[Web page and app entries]
*** Block opens ***

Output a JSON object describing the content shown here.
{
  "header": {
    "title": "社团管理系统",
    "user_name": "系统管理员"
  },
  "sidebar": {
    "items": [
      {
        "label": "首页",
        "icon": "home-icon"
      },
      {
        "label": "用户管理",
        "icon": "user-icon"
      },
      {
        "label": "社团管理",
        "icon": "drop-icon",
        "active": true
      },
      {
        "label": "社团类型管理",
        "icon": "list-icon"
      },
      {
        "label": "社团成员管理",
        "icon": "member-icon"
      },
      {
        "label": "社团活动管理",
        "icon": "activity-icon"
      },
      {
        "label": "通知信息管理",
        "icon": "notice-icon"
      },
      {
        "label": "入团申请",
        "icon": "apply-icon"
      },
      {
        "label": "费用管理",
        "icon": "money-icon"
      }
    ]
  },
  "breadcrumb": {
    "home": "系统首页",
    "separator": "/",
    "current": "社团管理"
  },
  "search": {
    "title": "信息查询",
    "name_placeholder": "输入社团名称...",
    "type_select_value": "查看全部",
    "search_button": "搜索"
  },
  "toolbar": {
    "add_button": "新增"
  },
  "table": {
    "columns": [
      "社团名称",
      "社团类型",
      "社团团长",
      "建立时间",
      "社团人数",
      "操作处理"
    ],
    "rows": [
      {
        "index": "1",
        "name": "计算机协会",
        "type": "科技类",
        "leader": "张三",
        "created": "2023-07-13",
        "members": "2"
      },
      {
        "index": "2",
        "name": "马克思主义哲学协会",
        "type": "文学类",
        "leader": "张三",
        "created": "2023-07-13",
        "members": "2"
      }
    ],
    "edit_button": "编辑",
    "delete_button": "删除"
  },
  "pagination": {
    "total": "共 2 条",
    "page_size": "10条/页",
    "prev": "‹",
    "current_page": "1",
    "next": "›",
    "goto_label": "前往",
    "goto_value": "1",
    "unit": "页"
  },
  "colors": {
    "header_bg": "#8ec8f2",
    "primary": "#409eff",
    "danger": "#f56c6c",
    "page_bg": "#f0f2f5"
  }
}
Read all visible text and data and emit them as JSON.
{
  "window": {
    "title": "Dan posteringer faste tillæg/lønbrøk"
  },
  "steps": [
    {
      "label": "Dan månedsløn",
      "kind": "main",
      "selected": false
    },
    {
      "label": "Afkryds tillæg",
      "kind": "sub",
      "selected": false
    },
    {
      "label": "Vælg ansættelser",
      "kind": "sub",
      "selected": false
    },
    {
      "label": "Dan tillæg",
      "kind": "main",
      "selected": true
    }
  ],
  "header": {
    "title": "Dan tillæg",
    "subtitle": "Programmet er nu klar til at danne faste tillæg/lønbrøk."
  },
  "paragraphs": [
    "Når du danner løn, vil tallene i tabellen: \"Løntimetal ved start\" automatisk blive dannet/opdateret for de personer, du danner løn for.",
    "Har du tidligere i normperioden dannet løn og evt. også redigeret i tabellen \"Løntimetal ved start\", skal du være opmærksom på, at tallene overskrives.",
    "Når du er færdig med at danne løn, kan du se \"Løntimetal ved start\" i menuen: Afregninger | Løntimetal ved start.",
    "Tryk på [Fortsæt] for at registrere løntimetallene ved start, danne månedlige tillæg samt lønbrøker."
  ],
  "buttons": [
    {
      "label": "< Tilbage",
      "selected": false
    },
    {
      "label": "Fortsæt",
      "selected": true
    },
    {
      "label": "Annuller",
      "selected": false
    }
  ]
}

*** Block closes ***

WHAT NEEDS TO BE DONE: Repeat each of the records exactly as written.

OUTPUT OF THE EXERCISE:
Output a JSON object describing the content shown here.
{
  "header": {
    "title": "社团管理系统",
    "user_name": "系统管理员"
  },
  "sidebar": {
    "items": [
      {
        "label": "首页",
        "icon": "home-icon"
      },
      {
        "label": "用户管理",
        "icon": "user-icon"
      },
      {
        "label": "社团管理",
        "icon": "drop-icon",
        "active": true
      },
      {
        "label": "社团类型管理",
        "icon": "list-icon"
      },
      {
        "label": "社团成员管理",
        "icon": "member-icon"
      },
      {
        "label": "社团活动管理",
        "icon": "activity-icon"
      },
      {
        "label": "通知信息管理",
        "icon": "notice-icon"
      },
      {
        "label": "入团申请",
        "icon": "apply-icon"
      },
      {
        "label": "费用管理",
        "icon": "money-icon"
      }
    ]
  },
  "breadcrumb": {
    "home": "系统首页",
    "separator": "/",
    "current": "社团管理"
  },
  "search": {
    "title": "信息查询",
    "name_placeholder": "输入社团名称...",
    "type_select_value": "查看全部",
    "search_button": "搜索"
  },
  "toolbar": {
    "add_button": "新增"
  },
  "table": {
    "columns": [
      "社团名称",
      "社团类型",
      "社团团长",
      "建立时间",
      "社团人数",
      "操作处理"
    ],
    "rows": [
      {
        "index": "1",
        "name": "计算机协会",
        "type": "科技类",
        "leader": "张三",
        "created": "2023-07-13",
        "members": "2"
      },
      {
        "index": "2",
        "name": "马克思主义哲学协会",
        "type": "文学类",
        "leader": "张三",
        "created": "2023-07-13",
        "members": "2"
      }
    ],
    "edit_button": "编辑",
    "delete_button": "删除"
  },
  "pagination": {
    "total": "共 2 条",
    "page_size": "10条/页",
    "prev": "‹",
    "current_page": "1",
    "next": "›",
    "goto_label": "前往",
    "goto_value": "1",
    "unit": "页"
  },
  "colors": {
    "header_bg": "#8ec8f2",
    "primary": "#409eff",
    "danger": "#f56c6c",
    "page_bg": "#f0f2f5"
  }
}
Read all visible text and data and emit them as JSON.
{
  "window": {
    "title": "Dan posteringer faste tillæg/lønbrøk"
  },
  "steps": [
    {
      "label": "Dan månedsløn",
      "kind": "main",
      "selected": false
    },
    {
      "label": "Afkryds tillæg",
      "kind": "sub",
      "selected": false
    },
    {
      "label": "Vælg ansættelser",
      "kind": "sub",
      "selected": false
    },
    {
      "label": "Dan tillæg",
      "kind": "main",
      "selected": true
    }
  ],
  "header": {
    "title": "Dan tillæg",
    "subtitle": "Programmet er nu klar til at danne faste tillæg/lønbrøk."
  },
  "paragraphs": [
    "Når du danner løn, vil tallene i tabellen: \"Løntimetal ved start\" automatisk blive dannet/opdateret for de personer, du danner løn for.",
    "Har du tidligere i normperioden dannet løn og evt. også redigeret i tabellen \"Løntimetal ved start\", skal du være opmærksom på, at tallene overskrives.",
    "Når du er færdig med at danne løn, kan du se \"Løntimetal ved start\" i menuen: Afregninger | Løntimetal ved start.",
    "Tryk på [Fortsæt] for at registrere løntimetallene ved start, danne månedlige tillæg samt lønbrøker."
  ],
  "buttons": [
    {
      "label": "< Tilbage",
      "selected": false
    },
    {
      "label": "Fortsæt",
      "selected": true
    },
    {
      "label": "Annuller",
      "selected": false
    }
  ]
}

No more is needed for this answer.